15 November 1779

Letter 97. Mary Hays to John Eccles, Monday, 15 November 1779.1

     I have heard something this morning which has shocked me so much I have scarcely yet recovered it; – ’tis the death of Mrs Bond,2 who has lain in about three weeks, and her friends vainly flattered themselves every danger was over. – Alas how uncertain is life! – how  transitory our enjoyments here! – There is something so extremely shocking, to be thus taken3 off in life’s earliest bloom! – On Thursday she was quite charmingly.
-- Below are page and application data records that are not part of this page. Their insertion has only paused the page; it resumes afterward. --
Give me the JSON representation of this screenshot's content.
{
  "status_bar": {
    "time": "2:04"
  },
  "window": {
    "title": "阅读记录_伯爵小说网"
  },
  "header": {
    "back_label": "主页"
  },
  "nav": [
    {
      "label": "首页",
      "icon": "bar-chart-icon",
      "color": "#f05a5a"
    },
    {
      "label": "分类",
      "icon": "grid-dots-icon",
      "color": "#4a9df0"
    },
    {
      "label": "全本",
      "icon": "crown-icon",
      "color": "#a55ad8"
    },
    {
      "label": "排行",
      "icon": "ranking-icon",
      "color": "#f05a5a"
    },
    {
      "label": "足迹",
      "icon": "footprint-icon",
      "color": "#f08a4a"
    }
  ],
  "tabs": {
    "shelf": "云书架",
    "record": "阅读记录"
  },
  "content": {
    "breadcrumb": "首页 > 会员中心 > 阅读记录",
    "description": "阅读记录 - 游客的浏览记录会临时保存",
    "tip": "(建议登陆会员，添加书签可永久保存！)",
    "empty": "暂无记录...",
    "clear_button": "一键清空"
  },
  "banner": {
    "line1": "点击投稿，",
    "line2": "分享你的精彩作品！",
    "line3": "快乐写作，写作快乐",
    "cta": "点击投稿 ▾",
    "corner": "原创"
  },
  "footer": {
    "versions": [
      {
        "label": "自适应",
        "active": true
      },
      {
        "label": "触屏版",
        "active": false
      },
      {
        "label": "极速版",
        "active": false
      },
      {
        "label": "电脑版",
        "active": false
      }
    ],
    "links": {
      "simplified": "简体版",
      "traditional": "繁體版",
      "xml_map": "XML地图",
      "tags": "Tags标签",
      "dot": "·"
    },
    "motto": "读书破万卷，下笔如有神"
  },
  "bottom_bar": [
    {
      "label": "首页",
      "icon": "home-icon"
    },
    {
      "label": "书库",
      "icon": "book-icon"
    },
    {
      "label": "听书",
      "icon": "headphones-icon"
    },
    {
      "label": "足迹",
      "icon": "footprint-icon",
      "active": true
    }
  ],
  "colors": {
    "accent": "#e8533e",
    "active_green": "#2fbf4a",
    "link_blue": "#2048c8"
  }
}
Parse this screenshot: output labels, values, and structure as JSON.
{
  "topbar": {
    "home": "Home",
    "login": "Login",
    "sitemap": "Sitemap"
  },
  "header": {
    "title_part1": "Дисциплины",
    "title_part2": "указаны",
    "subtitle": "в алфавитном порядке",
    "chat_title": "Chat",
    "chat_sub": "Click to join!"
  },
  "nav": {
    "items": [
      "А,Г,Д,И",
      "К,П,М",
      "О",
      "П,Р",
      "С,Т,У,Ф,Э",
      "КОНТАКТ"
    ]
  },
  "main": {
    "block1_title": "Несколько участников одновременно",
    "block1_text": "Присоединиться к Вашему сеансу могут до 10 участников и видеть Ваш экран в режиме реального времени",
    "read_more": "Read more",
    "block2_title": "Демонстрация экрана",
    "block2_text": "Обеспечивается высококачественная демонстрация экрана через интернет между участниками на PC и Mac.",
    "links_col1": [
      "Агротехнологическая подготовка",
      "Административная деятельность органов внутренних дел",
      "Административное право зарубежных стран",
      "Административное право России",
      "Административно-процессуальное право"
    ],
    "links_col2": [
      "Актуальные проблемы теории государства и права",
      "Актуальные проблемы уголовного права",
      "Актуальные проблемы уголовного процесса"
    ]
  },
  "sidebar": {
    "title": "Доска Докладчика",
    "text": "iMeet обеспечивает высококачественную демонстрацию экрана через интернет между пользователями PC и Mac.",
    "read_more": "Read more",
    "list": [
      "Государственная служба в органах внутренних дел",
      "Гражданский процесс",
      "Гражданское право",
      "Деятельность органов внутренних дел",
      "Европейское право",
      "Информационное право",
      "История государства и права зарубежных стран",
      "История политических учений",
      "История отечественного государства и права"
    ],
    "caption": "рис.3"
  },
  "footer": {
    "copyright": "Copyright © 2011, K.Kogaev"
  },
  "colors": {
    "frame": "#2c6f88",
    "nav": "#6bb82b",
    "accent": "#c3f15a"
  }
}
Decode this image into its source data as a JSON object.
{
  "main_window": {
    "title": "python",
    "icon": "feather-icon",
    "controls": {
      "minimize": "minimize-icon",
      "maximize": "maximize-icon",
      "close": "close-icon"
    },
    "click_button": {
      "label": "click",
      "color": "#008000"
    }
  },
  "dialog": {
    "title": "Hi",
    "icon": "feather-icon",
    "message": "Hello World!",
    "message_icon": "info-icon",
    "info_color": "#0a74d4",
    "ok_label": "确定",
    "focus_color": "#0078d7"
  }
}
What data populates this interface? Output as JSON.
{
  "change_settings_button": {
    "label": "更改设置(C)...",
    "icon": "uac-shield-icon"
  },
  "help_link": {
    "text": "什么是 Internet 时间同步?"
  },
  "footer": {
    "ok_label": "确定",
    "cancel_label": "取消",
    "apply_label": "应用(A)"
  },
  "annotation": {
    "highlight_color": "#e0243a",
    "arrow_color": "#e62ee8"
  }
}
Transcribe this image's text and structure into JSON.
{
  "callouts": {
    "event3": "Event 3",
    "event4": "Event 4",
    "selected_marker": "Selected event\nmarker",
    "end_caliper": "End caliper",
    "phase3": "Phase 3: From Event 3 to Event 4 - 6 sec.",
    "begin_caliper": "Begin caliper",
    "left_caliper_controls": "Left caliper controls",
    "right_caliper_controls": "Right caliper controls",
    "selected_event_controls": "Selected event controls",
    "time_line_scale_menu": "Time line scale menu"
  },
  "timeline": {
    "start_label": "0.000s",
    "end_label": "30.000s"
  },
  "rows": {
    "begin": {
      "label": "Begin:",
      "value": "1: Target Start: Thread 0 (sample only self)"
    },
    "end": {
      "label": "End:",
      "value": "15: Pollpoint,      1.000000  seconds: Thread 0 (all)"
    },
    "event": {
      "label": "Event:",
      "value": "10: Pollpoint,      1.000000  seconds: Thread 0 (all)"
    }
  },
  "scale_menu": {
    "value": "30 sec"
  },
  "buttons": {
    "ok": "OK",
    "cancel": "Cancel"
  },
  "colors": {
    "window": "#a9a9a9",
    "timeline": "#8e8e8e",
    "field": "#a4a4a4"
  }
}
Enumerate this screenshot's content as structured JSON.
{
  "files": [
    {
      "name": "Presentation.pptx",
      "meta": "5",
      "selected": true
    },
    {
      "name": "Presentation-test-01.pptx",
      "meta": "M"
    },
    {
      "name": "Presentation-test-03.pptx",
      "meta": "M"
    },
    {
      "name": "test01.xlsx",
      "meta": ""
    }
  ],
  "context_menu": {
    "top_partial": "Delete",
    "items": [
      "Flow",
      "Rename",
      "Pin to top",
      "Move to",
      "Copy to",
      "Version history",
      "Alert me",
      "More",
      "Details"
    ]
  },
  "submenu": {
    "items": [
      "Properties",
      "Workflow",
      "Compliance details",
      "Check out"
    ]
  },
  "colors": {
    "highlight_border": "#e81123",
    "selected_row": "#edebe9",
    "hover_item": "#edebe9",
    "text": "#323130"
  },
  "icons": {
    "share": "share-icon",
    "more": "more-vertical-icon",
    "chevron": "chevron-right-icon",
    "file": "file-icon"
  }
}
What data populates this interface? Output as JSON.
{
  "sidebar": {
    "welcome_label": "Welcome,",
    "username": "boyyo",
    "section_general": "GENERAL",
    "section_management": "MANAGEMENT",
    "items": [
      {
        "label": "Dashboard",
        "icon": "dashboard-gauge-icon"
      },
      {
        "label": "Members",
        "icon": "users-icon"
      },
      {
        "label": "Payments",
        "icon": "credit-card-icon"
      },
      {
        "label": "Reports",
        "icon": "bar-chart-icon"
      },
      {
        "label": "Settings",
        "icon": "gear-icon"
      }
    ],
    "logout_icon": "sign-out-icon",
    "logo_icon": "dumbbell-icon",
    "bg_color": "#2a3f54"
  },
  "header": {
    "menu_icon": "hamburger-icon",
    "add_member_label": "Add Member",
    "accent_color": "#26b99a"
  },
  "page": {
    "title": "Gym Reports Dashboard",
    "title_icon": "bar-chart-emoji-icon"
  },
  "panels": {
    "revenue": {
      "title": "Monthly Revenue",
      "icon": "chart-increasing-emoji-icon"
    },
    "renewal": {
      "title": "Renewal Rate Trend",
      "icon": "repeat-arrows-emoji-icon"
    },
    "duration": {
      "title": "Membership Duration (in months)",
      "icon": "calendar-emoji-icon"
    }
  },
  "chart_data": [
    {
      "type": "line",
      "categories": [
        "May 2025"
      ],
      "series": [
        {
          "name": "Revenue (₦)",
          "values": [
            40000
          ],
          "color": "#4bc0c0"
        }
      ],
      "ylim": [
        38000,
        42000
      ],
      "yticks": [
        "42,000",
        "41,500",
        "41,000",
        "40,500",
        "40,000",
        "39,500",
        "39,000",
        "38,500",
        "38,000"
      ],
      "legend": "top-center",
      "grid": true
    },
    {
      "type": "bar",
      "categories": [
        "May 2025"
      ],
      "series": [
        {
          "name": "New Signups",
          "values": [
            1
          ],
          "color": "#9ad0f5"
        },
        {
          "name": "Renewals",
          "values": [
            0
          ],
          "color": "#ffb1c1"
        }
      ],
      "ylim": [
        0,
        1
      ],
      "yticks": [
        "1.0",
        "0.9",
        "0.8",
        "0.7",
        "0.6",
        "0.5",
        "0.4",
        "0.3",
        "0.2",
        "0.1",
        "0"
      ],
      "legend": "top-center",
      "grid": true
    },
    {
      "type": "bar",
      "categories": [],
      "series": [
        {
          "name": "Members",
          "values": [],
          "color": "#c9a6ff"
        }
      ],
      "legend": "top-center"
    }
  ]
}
Her heart dilated (perhaps) with happiness, and glowing with every sweet emotion of conjugal felicity, and maternal tenderness: – Fortune smiled on [f. 361] them: – their prospects were unclouded, and every thing seemed to promise them lasting happiness; – but how soon did this flattering vision disappear! – Alas! how soon was every fond expectation blasted! –

              Insatiate archer! could neither youth, nor beauty save?4

My heart bleeds for the husband; – he is (they say) almost distracted; – and no wonder, for theirs was a match of love; – she was a most amiable woman, and merited his utmost affection. – Think what a change in two days, (for she died on Sunday morning) – to be converted from the most happy, to the most miserable of men! – Good God! how dark – how intricate is thy providence, to the understand^ing^ of weak man! – How hard is it to acquiesce at all times in thy dispensations! – Religion, philosophy, reason, all, all are insufficient to bear up the soul under so severe a stroke of thy hand. – Can we wonder, that while the mind is suffering under such exquisite distress, that unable to support its own reflections, so many should seek to lose in oblivion every sense of pain? – In such circumstances, I dare not think the deity, whose favorite attribute is mercy, would eternally condemn the suicide! – To be deprived so suddenly of all we hold most dear – of the object on whom every affection of the soul was fixed – and in whom all our earthly happiness was centered – can human nature with the least degree of fortitude bear the deprivation? – Long illnesses prove a weaning time – but here how instantaneous the [f. 362] stroke! – What must be the feelings of the husband and the father on this melancholy event? – Let me draw a veil over the mournful scene; for expression cannot paint it! – This event has left a gloom on my spirits which I cannot shake off; – how uncertain is every enjoyment below the skies! – pleasure is imaginary; – pain is real; – in vain we build schemes of happiness for our future life, and anticipate the joys of tomorrow; for e’er that tomorrow arises we may be laid in the silent dust; –

                “This is the state of man;

To–day he puts forth the tender buds of hope,

To–morrow blossoms, and bears his blushing

Honors thick upon him; – the third day comes

A frost, a killing frost – and when he thinks

Good easy man full surely his happiness is

Ripening – nips his root, and then he falls &c”5

Pardon the gravity of this epistle, I could not help it – its expression came from my heart, and would flow to my pen; – but assure yourself in ev^e^ry disposition I love you with the utmost tenderness; – dearer is my Eccles, to the fond heart of his little girl, than it is in her power to express. – Adieu! – Cease not to love you own

                                                 Maria Hays. –


Monday Novr 15th 1779.

1 Brooks, Correspondence 194-95; Wedd, Love Letters 170-71. 

2 Most likely the Bonds were attendants at the Gainsford  Street Baptist Chapel where Hays and Eccles attended.

3 taking] MS

4 Compare with Young’s “Insatiate archer! could not one suffice,” in The Complaint, “Night the First.

5 Lines from Shakespeare’s Henry VIII, Act III, scene 2.